======== Excerpted records ========

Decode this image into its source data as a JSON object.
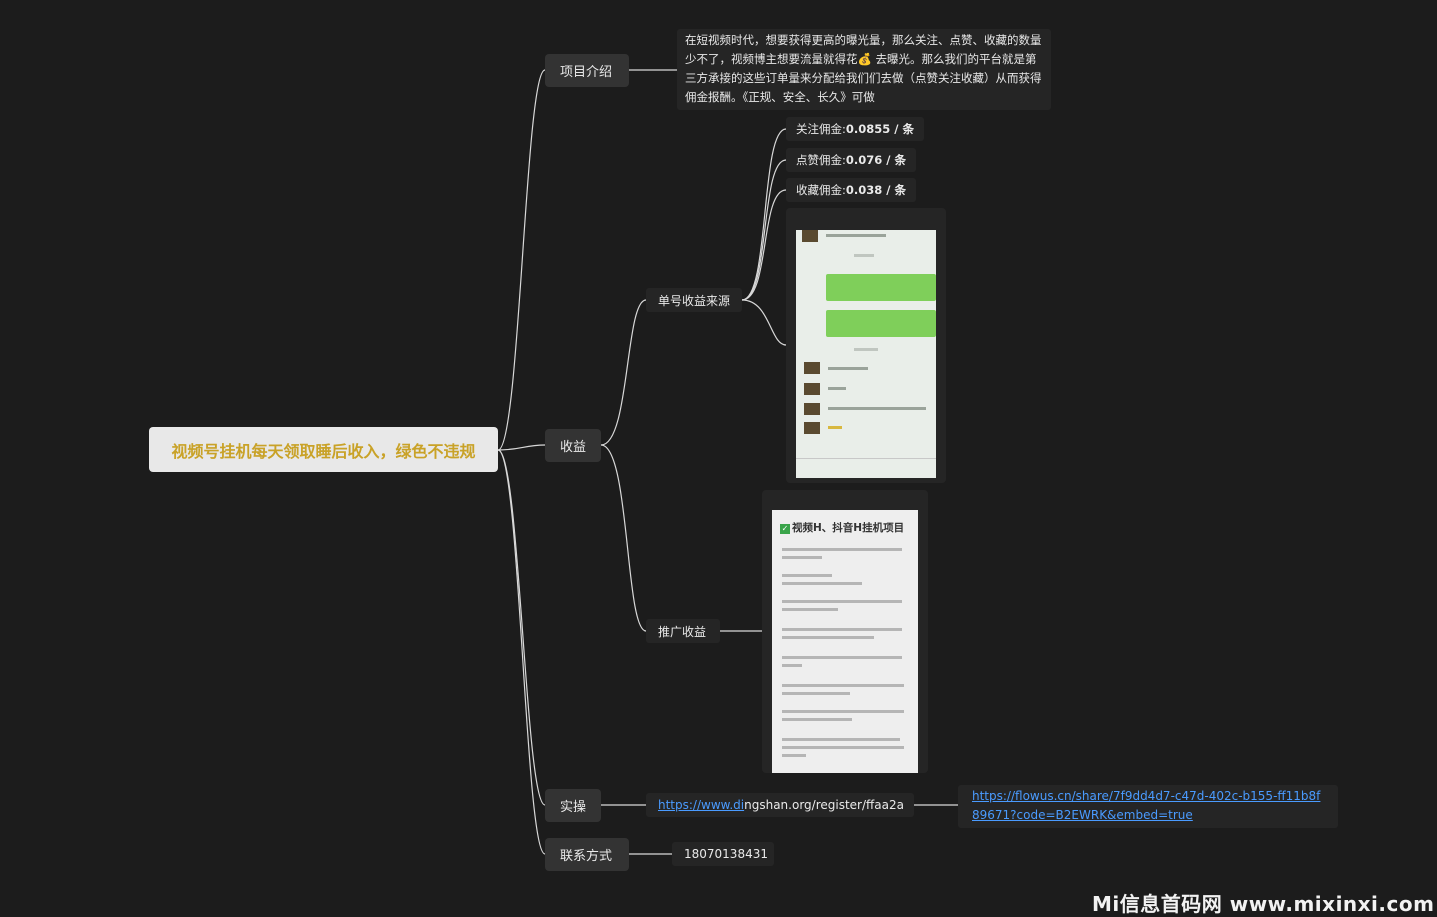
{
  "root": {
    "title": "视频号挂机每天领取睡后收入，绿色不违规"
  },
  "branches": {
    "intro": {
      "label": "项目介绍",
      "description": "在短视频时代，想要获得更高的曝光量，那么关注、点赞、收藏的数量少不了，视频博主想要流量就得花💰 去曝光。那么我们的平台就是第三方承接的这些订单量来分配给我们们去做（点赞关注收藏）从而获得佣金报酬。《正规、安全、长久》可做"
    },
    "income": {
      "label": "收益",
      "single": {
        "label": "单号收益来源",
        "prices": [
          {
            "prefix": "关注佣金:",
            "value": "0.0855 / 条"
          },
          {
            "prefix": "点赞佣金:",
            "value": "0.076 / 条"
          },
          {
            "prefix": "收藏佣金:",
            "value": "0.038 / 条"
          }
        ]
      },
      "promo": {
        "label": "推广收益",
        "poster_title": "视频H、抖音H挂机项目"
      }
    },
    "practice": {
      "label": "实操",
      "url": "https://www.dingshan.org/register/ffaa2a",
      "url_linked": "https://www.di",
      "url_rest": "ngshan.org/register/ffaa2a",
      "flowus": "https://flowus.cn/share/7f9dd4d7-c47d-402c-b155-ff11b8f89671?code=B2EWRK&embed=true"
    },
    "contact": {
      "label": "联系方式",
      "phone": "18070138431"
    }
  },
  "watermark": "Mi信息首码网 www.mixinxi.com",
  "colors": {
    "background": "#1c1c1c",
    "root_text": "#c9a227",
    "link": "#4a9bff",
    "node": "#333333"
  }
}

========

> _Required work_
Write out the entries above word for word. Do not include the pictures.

> _Exercise solution_
Decode this image into its source data as a JSON object.
{
  "root": {
    "title": "视频号挂机每天领取睡后收入，绿色不违规"
  },
  "branches": {
    "intro": {
      "label": "项目介绍",
      "description": "在短视频时代，想要获得更高的曝光量，那么关注、点赞、收藏的数量少不了，视频博主想要流量就得花💰 去曝光。那么我们的平台就是第三方承接的这些订单量来分配给我们们去做（点赞关注收藏）从而获得佣金报酬。《正规、安全、长久》可做"
    },
    "income": {
      "label": "收益",
      "single": {
        "label": "单号收益来源",
        "prices": [
          {
            "prefix": "关注佣金:",
            "value": "0.0855 / 条"
          },
          {
            "prefix": "点赞佣金:",
            "value": "0.076 / 条"
          },
          {
            "prefix": "收藏佣金:",
            "value": "0.038 / 条"
          }
        ]
      },
      "promo": {
        "label": "推广收益",
        "poster_title": "视频H、抖音H挂机项目"
      }
    },
    "practice": {
      "label": "实操",
      "url": "https://www.dingshan.org/register/ffaa2a",
      "url_linked": "https://www.di",
      "url_rest": "ngshan.org/register/ffaa2a",
      "flowus": "https://flowus.cn/share/7f9dd4d7-c47d-402c-b155-ff11b8f89671?code=B2EWRK&embed=true"
    },
    "contact": {
      "label": "联系方式",
      "phone": "18070138431"
    }
  },
  "watermark": "Mi信息首码网 www.mixinxi.com",
  "colors": {
    "background": "#1c1c1c",
    "root_text": "#c9a227",
    "link": "#4a9bff",
    "node": "#333333"
  }
}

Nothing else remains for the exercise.